Task directions.
Report every line of the records that includes the word "screenshot".

Material for this task Start Marker

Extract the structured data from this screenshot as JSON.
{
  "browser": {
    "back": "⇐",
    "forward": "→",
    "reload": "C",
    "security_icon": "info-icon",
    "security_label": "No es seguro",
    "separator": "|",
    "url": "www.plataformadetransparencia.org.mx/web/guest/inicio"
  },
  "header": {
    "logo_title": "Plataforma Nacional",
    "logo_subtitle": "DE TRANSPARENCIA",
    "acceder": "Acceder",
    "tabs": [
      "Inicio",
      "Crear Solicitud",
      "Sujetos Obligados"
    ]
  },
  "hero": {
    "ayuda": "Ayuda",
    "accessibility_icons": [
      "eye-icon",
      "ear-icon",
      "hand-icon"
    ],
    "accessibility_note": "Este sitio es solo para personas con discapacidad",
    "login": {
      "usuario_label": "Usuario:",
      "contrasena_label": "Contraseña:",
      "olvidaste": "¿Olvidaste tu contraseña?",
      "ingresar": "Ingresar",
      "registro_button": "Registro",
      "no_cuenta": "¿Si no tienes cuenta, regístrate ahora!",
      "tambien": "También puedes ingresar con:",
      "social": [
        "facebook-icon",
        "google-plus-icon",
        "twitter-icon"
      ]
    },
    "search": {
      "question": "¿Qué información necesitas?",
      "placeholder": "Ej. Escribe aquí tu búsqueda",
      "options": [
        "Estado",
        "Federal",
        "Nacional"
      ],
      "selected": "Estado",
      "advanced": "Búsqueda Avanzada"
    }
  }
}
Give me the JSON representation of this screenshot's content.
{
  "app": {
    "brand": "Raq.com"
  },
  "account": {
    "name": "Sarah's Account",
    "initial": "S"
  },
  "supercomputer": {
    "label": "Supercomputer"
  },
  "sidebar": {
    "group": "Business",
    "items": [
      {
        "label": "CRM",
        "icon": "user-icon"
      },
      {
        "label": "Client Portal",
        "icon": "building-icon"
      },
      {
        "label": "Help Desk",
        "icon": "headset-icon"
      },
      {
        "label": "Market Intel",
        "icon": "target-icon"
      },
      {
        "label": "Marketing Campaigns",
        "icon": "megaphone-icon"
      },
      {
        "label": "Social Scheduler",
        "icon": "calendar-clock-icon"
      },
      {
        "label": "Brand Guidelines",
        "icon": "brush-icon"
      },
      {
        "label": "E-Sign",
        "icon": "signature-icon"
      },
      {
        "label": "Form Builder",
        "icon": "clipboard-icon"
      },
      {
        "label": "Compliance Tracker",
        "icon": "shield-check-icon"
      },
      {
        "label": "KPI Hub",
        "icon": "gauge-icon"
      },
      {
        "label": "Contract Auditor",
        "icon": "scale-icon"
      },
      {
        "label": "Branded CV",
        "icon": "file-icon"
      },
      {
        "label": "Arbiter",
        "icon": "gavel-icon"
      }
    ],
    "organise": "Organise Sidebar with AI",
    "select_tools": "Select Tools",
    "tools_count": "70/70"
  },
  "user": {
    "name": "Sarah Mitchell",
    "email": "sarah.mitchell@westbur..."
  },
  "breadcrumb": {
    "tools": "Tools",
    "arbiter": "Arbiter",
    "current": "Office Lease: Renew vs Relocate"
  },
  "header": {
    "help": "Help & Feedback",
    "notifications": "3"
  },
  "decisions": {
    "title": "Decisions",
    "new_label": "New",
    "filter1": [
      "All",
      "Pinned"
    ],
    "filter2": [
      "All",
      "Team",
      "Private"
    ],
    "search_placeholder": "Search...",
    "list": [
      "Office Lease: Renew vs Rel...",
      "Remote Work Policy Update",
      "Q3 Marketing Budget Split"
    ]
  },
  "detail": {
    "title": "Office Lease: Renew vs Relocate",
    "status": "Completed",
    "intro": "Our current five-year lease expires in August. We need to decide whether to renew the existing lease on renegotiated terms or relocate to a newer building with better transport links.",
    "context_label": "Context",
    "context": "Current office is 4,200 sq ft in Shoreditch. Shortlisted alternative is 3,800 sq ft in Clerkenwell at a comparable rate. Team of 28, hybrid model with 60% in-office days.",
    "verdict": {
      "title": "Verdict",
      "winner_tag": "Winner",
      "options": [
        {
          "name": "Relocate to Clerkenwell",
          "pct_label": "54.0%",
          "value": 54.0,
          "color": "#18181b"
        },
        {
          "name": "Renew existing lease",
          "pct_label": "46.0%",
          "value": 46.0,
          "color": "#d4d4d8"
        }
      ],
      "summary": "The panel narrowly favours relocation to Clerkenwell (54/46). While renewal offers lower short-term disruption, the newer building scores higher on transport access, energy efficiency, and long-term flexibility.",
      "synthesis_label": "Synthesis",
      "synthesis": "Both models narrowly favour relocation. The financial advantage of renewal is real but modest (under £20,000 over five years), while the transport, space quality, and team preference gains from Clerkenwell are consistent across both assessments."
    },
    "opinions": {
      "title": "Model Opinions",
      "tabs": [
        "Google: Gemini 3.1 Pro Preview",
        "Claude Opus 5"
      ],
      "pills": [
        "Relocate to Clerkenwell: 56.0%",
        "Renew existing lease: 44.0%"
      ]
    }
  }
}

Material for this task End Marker

Solution for this problem.
Extract the structured data from this screenshot as JSON.
Give me the JSON representation of this screenshot's content.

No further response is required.